Let us consider short division, by which we mean a multiple-digit number $u = (u_{m-1} \ldots u_1 u_0)_b$ divided by a single digit $v$ (see, e.g., post on number representation). We will assume $m \geq 1$, $u_{m-1} \neq 0$ and $0 < v < b$.

We are interested in a quotient $q = \lfloor u/v \rfloor$ and a remainder $r$ such that $u = q v + r$ with $0 \leq r < v$. Using that $b^{m-1} \leq u < b^m$ and $0 < v < b$ we can deduce that $b^{m-2} < q < b^m$ which means that $q$ can be represented using $m-1$ or $m$ digits: $q = (q_{m-1} \ldots q_1 q_0)_b$ (we may have $q_{m-1} = 0$ in which case $q_{m-2} \neq 0$).

We now have the following straightforward algorithm:

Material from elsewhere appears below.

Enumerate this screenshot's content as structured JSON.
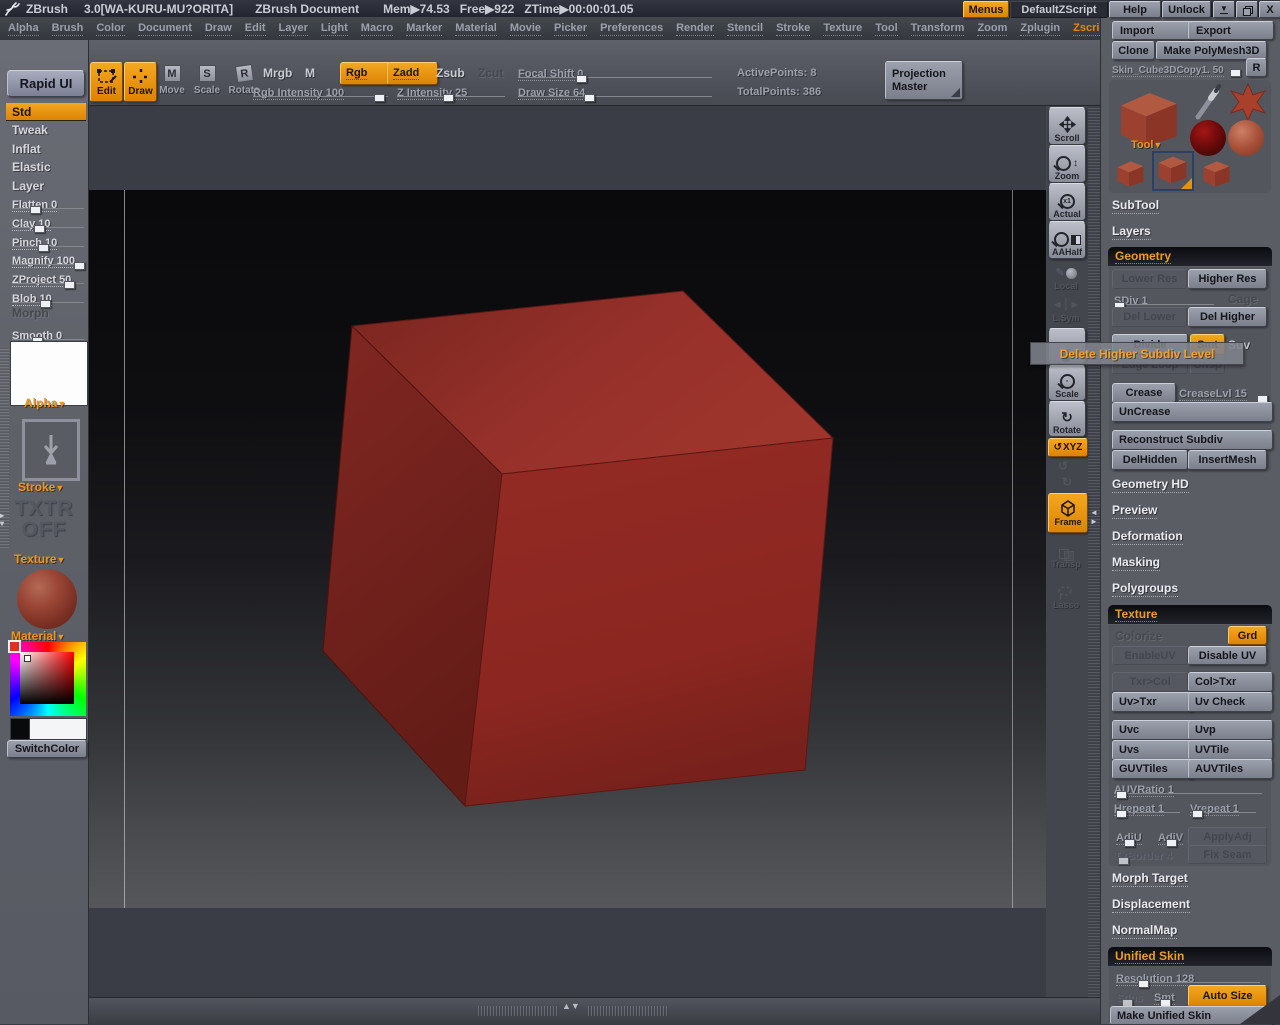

**Algorithm S**. Given $u = (u_{m-1} \ldots u_1 u_0)_b$ and $0 < v < b$ with $m \geq 1$ and $u_{m-1} \neq 0$, this algorithm computes the quotient $q = (q_{m-1} \ldots q_1 q_0)_b = \lfloor u/v \rfloor$ (we may have $q_{m-1} = 0$ in which case $q_{m-2} \neq 0$ if $m > 1$) and the remainder $r_0$ such that $u = q v + r_0$, $0 \leq r_0 < v$.

**S1**. Set $r_m \leftarrow 0$, $k \leftarrow m-1$.**S2**. Set $q_k \leftarrow \lfloor (r_{k+1} b + u_k)/v \rfloor$, $r_k \leftarrow (r_{k+1} b + u_k) \text{ mod } v$.**S3**. If $k=0$ then exit. Otherwise set $k \leftarrow k-1$ and go to step**S2**.

By the definition of integer division and modulus, the quantities in step **S2** imply $r_{k+1} b + u_k = q_k v + r_k$ for $k = 0, 1, \ldots, m-1$. Using this, we can show the correctness of the algorithm:

since $r_m = 0$. It is clear from the definition of $r_k$ that $0 \leq r_k < v$ for $k = 0, 1, \ldots, m$. Considering now the definition of $q_k$ we see that since $r_{k+1} b + u_k \leq (v-1) b + b-1 = b v - 1$ we will have $0 \leq q_k < b$ for $k = 0, 1, \ldots, m-1$.

Note two important things: During the course of the algorithm, we only need to keep track of one $r$-value, not one for each $k$ (it just made the analysis easier). Note also that each entry of $u$ can be overwritten with the coefficients/digits of $q$, possibly saving some storage.